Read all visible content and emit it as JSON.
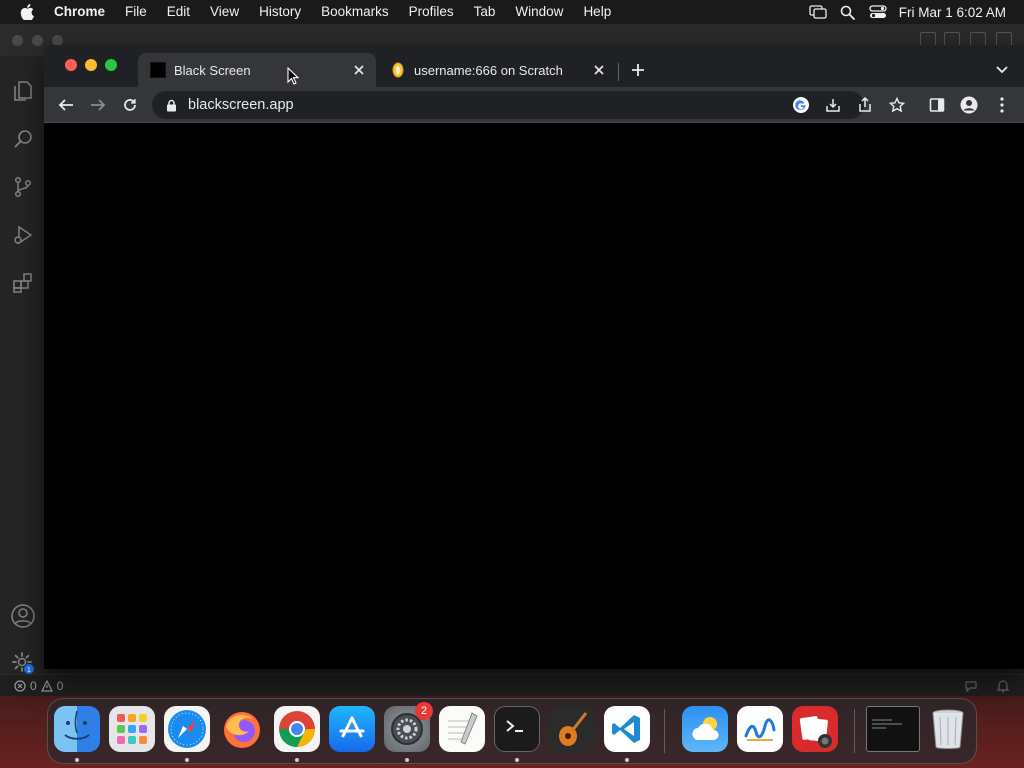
{
  "menubar": {
    "app_name": "Chrome",
    "menus": [
      "File",
      "Edit",
      "View",
      "History",
      "Bookmarks",
      "Profiles",
      "Tab",
      "Window",
      "Help"
    ],
    "clock": "Fri Mar 1  6:02 AM",
    "status_icons": [
      "screen-mirroring-icon",
      "spotlight-search-icon",
      "control-center-icon"
    ]
  },
  "chrome": {
    "tabs": [
      {
        "title": "Black Screen",
        "favicon": "black-square-icon",
        "active": true
      },
      {
        "title": "username:666 on Scratch",
        "favicon": "scratch-cat-icon",
        "active": false
      }
    ],
    "address": {
      "url": "blackscreen.app",
      "secure": true
    },
    "toolbar_icons": [
      "back-icon",
      "forward-icon",
      "reload-icon",
      "google-lens-icon",
      "install-app-icon",
      "share-icon",
      "bookmark-star-icon",
      "side-panel-icon",
      "profile-icon",
      "menu-icon"
    ],
    "page_background": "#000000"
  },
  "vscode": {
    "activity_icons": [
      "explorer-icon",
      "search-icon",
      "source-control-icon",
      "run-debug-icon",
      "extensions-icon",
      "accounts-icon",
      "manage-gear-icon"
    ],
    "manage_badge": "1",
    "status": {
      "errors": "0",
      "warnings": "0"
    }
  },
  "dock": {
    "apps": [
      {
        "name": "Finder",
        "running": true
      },
      {
        "name": "Launchpad",
        "running": false
      },
      {
        "name": "Safari",
        "running": true
      },
      {
        "name": "Firefox",
        "running": false
      },
      {
        "name": "Google Chrome",
        "running": true
      },
      {
        "name": "App Store",
        "running": false
      },
      {
        "name": "System Settings",
        "running": true,
        "badge": "2"
      },
      {
        "name": "TextEdit",
        "running": false
      },
      {
        "name": "Terminal",
        "running": true
      },
      {
        "name": "GarageBand",
        "running": false
      },
      {
        "name": "Visual Studio Code",
        "running": true
      },
      {
        "name": "Weather",
        "running": false
      },
      {
        "name": "Freeform",
        "running": false
      },
      {
        "name": "Photo Booth",
        "running": false
      },
      {
        "name": "Terminal Window",
        "running": false
      },
      {
        "name": "Trash",
        "running": false
      }
    ]
  },
  "colors": {
    "accent_red": "#ff5f57",
    "accent_yellow": "#febc2e",
    "accent_green": "#28c840",
    "tab_active": "#35363a",
    "tab_strip": "#202124"
  }
}
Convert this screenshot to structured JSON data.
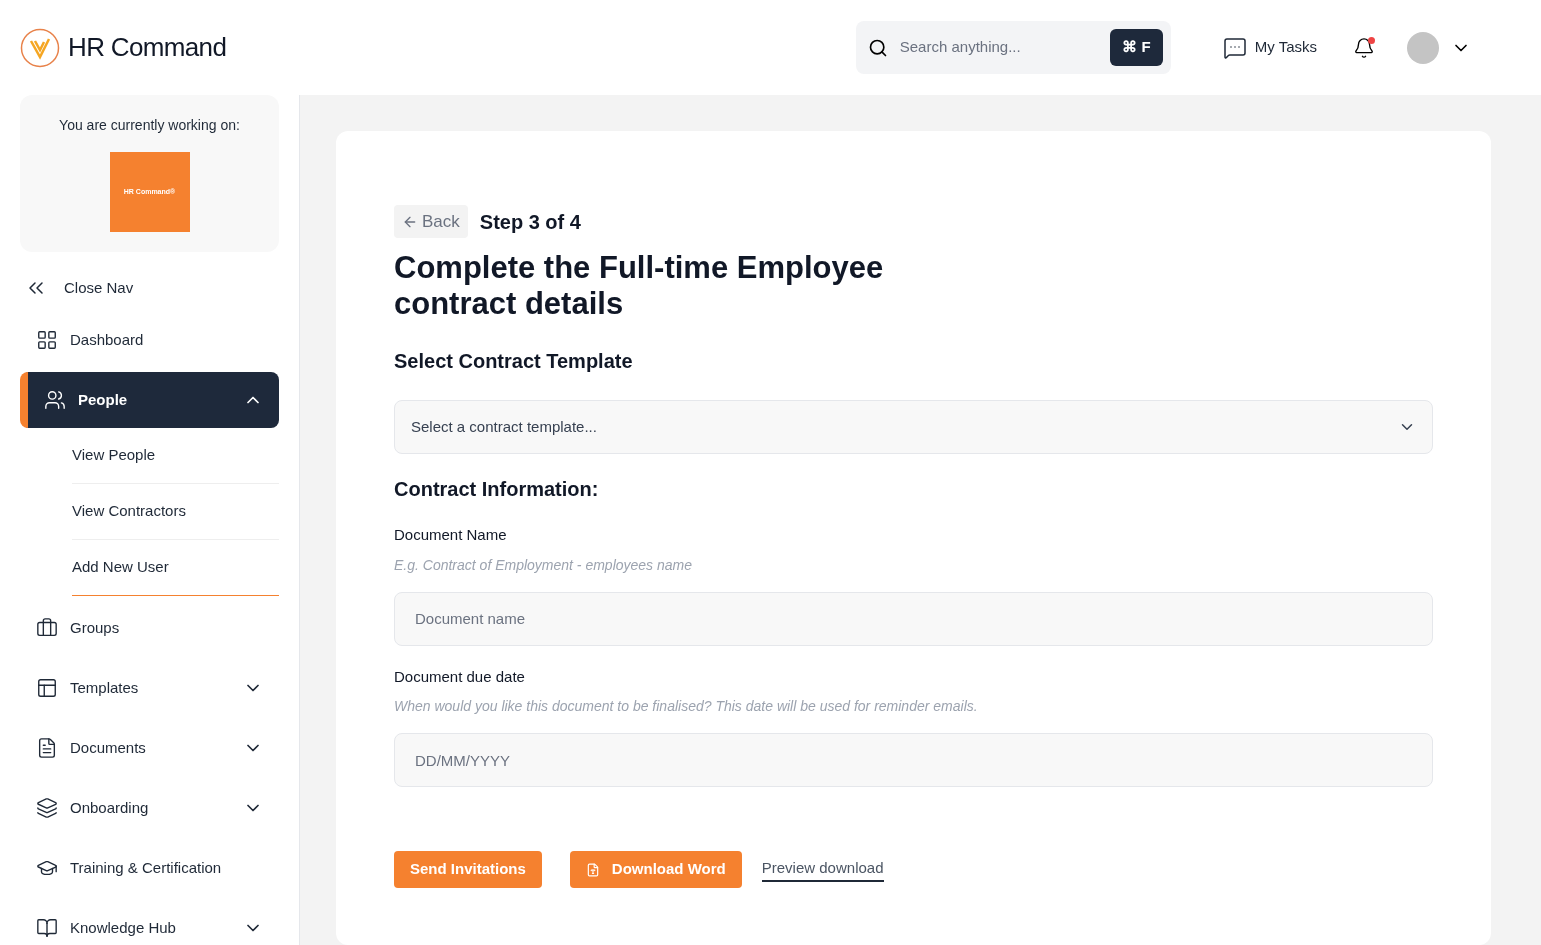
{
  "brand": {
    "name": "HR Command"
  },
  "search": {
    "placeholder": "Search anything...",
    "shortcut": "⌘ F"
  },
  "header": {
    "tasks_label": "My Tasks",
    "has_notifications": true
  },
  "workspace": {
    "caption": "You are currently working on:",
    "logo_text": "HR Command®"
  },
  "close_nav": "Close Nav",
  "nav": [
    {
      "label": "Dashboard",
      "selected": false
    },
    {
      "label": "People",
      "selected": true,
      "expanded": true,
      "children": [
        {
          "label": "View People",
          "selected": false
        },
        {
          "label": "View Contractors",
          "selected": false
        },
        {
          "label": "Add New User",
          "selected": true
        }
      ]
    },
    {
      "label": "Groups",
      "selected": false
    },
    {
      "label": "Templates",
      "selected": false,
      "expanded": false
    },
    {
      "label": "Documents",
      "selected": false,
      "expanded": false
    },
    {
      "label": "Onboarding",
      "selected": false,
      "expanded": false
    },
    {
      "label": "Training & Certification",
      "selected": false
    },
    {
      "label": "Knowledge Hub",
      "selected": false,
      "expanded": false
    }
  ],
  "form": {
    "back": "Back",
    "step": "Step 3 of 4",
    "title": "Complete the Full-time Employee contract details",
    "template_heading": "Select Contract Template",
    "template_placeholder": "Select a contract template...",
    "info_heading": "Contract Information:",
    "fields": [
      {
        "label": "Document Name",
        "hint": "E.g. Contract of Employment - employees name",
        "placeholder": "Document name"
      },
      {
        "label": "Document due date",
        "hint": "When would you like this document to be finalised? This date will be used for reminder emails.",
        "placeholder": "DD/MM/YYYY"
      }
    ],
    "actions": [
      {
        "kind": "primary",
        "label": "Send Invitations"
      },
      {
        "kind": "word",
        "label": "Download Word"
      },
      {
        "kind": "link",
        "label": "Preview download"
      }
    ]
  }
}
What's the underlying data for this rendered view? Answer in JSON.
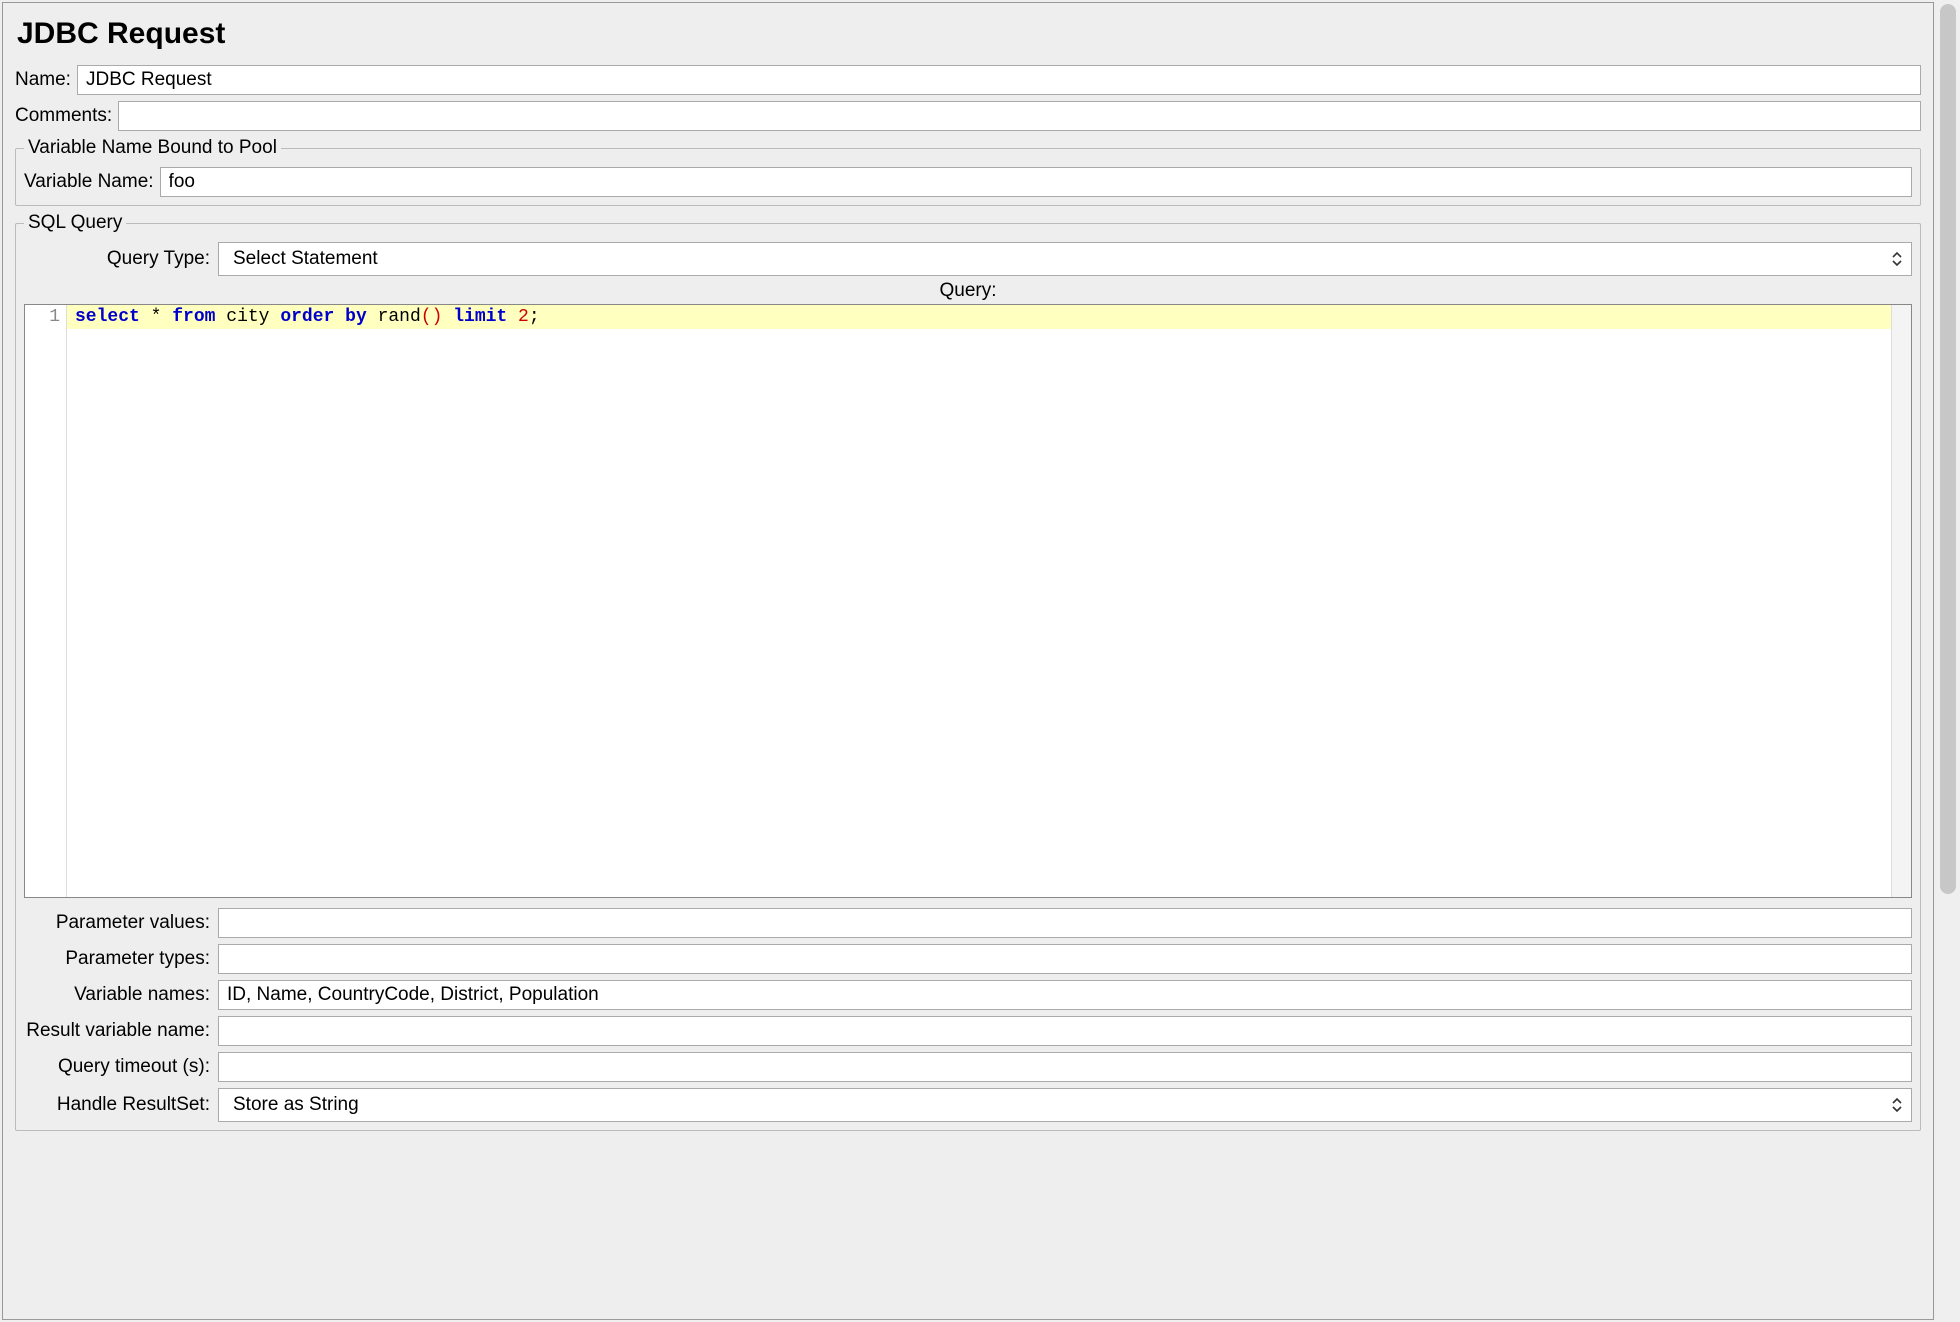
{
  "title": "JDBC Request",
  "name_label": "Name:",
  "name_value": "JDBC Request",
  "comments_label": "Comments:",
  "comments_value": "",
  "pool_legend": "Variable Name Bound to Pool",
  "variable_name_label": "Variable Name:",
  "variable_name_value": "foo",
  "sql_legend": "SQL Query",
  "query_type_label": "Query Type:",
  "query_type_value": "Select Statement",
  "query_label": "Query:",
  "query_line_number": "1",
  "query_tokens": {
    "select": "select",
    "star": "*",
    "from": "from",
    "city": "city",
    "order": "order",
    "by": "by",
    "rand": "rand",
    "lp": "(",
    "rp": ")",
    "limit": "limit",
    "two": "2",
    "semi": ";"
  },
  "param_values_label": "Parameter values:",
  "param_values_value": "",
  "param_types_label": "Parameter types:",
  "param_types_value": "",
  "variable_names_label": "Variable names:",
  "variable_names_value": "ID, Name, CountryCode, District, Population",
  "result_var_label": "Result variable name:",
  "result_var_value": "",
  "query_timeout_label": "Query timeout (s):",
  "query_timeout_value": "",
  "handle_rs_label": "Handle ResultSet:",
  "handle_rs_value": "Store as String"
}
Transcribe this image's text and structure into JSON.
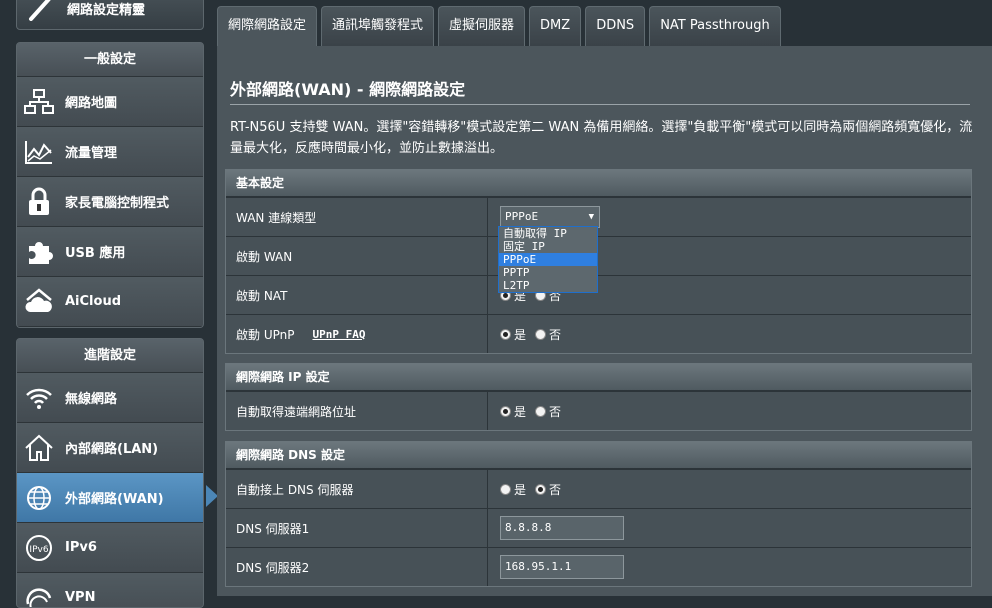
{
  "sidebar": {
    "top_item": {
      "label": "網路設定精靈",
      "icon": "wand-icon"
    },
    "general": {
      "title": "一般設定",
      "items": [
        {
          "label": "網路地圖",
          "icon": "network-map-icon"
        },
        {
          "label": "流量管理",
          "icon": "traffic-icon"
        },
        {
          "label": "家長電腦控制程式",
          "icon": "lock-icon"
        },
        {
          "label": "USB 應用",
          "icon": "puzzle-icon"
        },
        {
          "label": "AiCloud",
          "icon": "cloud-icon"
        }
      ]
    },
    "advanced": {
      "title": "進階設定",
      "items": [
        {
          "label": "無線網路",
          "icon": "wifi-icon"
        },
        {
          "label": "內部網路(LAN)",
          "icon": "home-icon"
        },
        {
          "label": "外部網路(WAN)",
          "icon": "globe-icon"
        },
        {
          "label": "IPv6",
          "icon": "ipv6-icon"
        },
        {
          "label": "VPN",
          "icon": "vpn-icon"
        }
      ]
    }
  },
  "tabs": [
    {
      "label": "網際網路設定",
      "active": true
    },
    {
      "label": "通訊埠觸發程式"
    },
    {
      "label": "虛擬伺服器"
    },
    {
      "label": "DMZ"
    },
    {
      "label": "DDNS"
    },
    {
      "label": "NAT Passthrough"
    }
  ],
  "page": {
    "title": "外部網路(WAN) - 網際網路設定",
    "description": "RT-N56U 支持雙 WAN。選擇\"容錯轉移\"模式設定第二 WAN 為備用網絡。選擇\"負載平衡\"模式可以同時為兩個網路頻寬優化，流量最大化，反應時間最小化，並防止數據溢出。"
  },
  "basic": {
    "title": "基本設定",
    "wan_type_label": "WAN 連線類型",
    "wan_type_value": "PPPoE",
    "wan_type_options": [
      "自動取得 IP",
      "固定 IP",
      "PPPoE",
      "PPTP",
      "L2TP"
    ],
    "enable_wan_label": "啟動 WAN",
    "enable_nat_label": "啟動 NAT",
    "enable_upnp_label": "啟動 UPnP",
    "upnp_faq": "UPnP  FAQ"
  },
  "radio": {
    "yes": "是",
    "no": "否"
  },
  "ip_setting": {
    "title": "網際網路 IP 設定",
    "auto_ip_label": "自動取得遠端網路位址"
  },
  "dns": {
    "title": "網際網路 DNS 設定",
    "auto_dns_label": "自動接上 DNS 伺服器",
    "dns1_label": "DNS 伺服器1",
    "dns1_value": "8.8.8.8",
    "dns2_label": "DNS 伺服器2",
    "dns2_value": "168.95.1.1"
  },
  "colors": {
    "active_nav": "#4b86b6",
    "panel": "#4c565c",
    "background": "#283137"
  }
}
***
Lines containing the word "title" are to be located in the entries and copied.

        "title": "Black Screen",
        "title": "username:666 on Scratch",
    "title": "Complete the Full-time Employee contract details",
  "title": "JDBC Request",
      "title": "一般設定",
      "title": "進階設定",
    "title": "外部網路(WAN) - 網際網路設定",
    "title": "基本設定",
    "title": "網際網路 IP 設定",
    "title": "網際網路 DNS 設定",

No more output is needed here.